*** Task data Section Begins ***
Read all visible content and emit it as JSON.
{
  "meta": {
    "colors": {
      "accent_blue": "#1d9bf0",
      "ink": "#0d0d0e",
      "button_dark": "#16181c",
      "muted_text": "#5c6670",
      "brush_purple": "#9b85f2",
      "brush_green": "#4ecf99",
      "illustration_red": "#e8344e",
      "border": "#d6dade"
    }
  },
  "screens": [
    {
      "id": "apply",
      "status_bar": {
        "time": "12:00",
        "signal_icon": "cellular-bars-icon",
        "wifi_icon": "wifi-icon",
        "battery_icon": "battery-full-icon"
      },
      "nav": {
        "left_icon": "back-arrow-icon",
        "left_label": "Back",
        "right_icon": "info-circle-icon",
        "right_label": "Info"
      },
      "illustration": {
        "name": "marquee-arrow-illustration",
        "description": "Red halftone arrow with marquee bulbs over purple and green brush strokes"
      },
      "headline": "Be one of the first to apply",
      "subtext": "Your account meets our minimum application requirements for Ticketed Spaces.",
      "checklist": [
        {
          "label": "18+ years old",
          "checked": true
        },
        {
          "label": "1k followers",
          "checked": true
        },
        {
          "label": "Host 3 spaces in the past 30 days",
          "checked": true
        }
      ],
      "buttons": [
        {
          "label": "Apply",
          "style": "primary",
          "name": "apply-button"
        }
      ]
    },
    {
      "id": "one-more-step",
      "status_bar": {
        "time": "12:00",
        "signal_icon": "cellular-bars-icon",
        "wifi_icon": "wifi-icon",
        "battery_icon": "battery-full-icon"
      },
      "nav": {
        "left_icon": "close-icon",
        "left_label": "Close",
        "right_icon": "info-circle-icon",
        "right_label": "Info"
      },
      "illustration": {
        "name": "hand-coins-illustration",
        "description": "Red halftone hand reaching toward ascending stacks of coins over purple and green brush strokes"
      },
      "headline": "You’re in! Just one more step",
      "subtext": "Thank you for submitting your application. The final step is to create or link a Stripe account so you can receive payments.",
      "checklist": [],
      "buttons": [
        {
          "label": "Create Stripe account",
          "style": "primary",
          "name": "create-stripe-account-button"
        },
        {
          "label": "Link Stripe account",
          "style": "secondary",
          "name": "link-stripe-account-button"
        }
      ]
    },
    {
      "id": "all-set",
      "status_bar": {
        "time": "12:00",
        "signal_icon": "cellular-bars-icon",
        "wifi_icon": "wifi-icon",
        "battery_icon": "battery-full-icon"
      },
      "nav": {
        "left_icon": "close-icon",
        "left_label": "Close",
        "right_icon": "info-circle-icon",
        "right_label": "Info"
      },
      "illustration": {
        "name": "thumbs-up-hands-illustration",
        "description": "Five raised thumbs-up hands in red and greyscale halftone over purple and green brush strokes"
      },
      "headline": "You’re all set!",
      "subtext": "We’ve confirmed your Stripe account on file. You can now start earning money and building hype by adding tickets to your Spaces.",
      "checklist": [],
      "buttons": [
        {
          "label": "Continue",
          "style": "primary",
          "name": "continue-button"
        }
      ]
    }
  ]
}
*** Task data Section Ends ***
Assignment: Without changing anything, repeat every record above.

Answer to this task:
Read all visible content and emit it as JSON.
{
  "meta": {
    "colors": {
      "accent_blue": "#1d9bf0",
      "ink": "#0d0d0e",
      "button_dark": "#16181c",
      "muted_text": "#5c6670",
      "brush_purple": "#9b85f2",
      "brush_green": "#4ecf99",
      "illustration_red": "#e8344e",
      "border": "#d6dade"
    }
  },
  "screens": [
    {
      "id": "apply",
      "status_bar": {
        "time": "12:00",
        "signal_icon": "cellular-bars-icon",
        "wifi_icon": "wifi-icon",
        "battery_icon": "battery-full-icon"
      },
      "nav": {
        "left_icon": "back-arrow-icon",
        "left_label": "Back",
        "right_icon": "info-circle-icon",
        "right_label": "Info"
      },
      "illustration": {
        "name": "marquee-arrow-illustration",
        "description": "Red halftone arrow with marquee bulbs over purple and green brush strokes"
      },
      "headline": "Be one of the first to apply",
      "subtext": "Your account meets our minimum application requirements for Ticketed Spaces.",
      "checklist": [
        {
          "label": "18+ years old",
          "checked": true
        },
        {
          "label": "1k followers",
          "checked": true
        },
        {
          "label": "Host 3 spaces in the past 30 days",
          "checked": true
        }
      ],
      "buttons": [
        {
          "label": "Apply",
          "style": "primary",
          "name": "apply-button"
        }
      ]
    },
    {
      "id": "one-more-step",
      "status_bar": {
        "time": "12:00",
        "signal_icon": "cellular-bars-icon",
        "wifi_icon": "wifi-icon",
        "battery_icon": "battery-full-icon"
      },
      "nav": {
        "left_icon": "close-icon",
        "left_label": "Close",
        "right_icon": "info-circle-icon",
        "right_label": "Info"
      },
      "illustration": {
        "name": "hand-coins-illustration",
        "description": "Red halftone hand reaching toward ascending stacks of coins over purple and green brush strokes"
      },
      "headline": "You’re in! Just one more step",
      "subtext": "Thank you for submitting your application. The final step is to create or link a Stripe account so you can receive payments.",
      "checklist": [],
      "buttons": [
        {
          "label": "Create Stripe account",
          "style": "primary",
          "name": "create-stripe-account-button"
        },
        {
          "label": "Link Stripe account",
          "style": "secondary",
          "name": "link-stripe-account-button"
        }
      ]
    },
    {
      "id": "all-set",
      "status_bar": {
        "time": "12:00",
        "signal_icon": "cellular-bars-icon",
        "wifi_icon": "wifi-icon",
        "battery_icon": "battery-full-icon"
      },
      "nav": {
        "left_icon": "close-icon",
        "left_label": "Close",
        "right_icon": "info-circle-icon",
        "right_label": "Info"
      },
      "illustration": {
        "name": "thumbs-up-hands-illustration",
        "description": "Five raised thumbs-up hands in red and greyscale halftone over purple and green brush strokes"
      },
      "headline": "You’re all set!",
      "subtext": "We’ve confirmed your Stripe account on file. You can now start earning money and building hype by adding tickets to your Spaces.",
      "checklist": [],
      "buttons": [
        {
          "label": "Continue",
          "style": "primary",
          "name": "continue-button"
        }
      ]
    }
  ]
}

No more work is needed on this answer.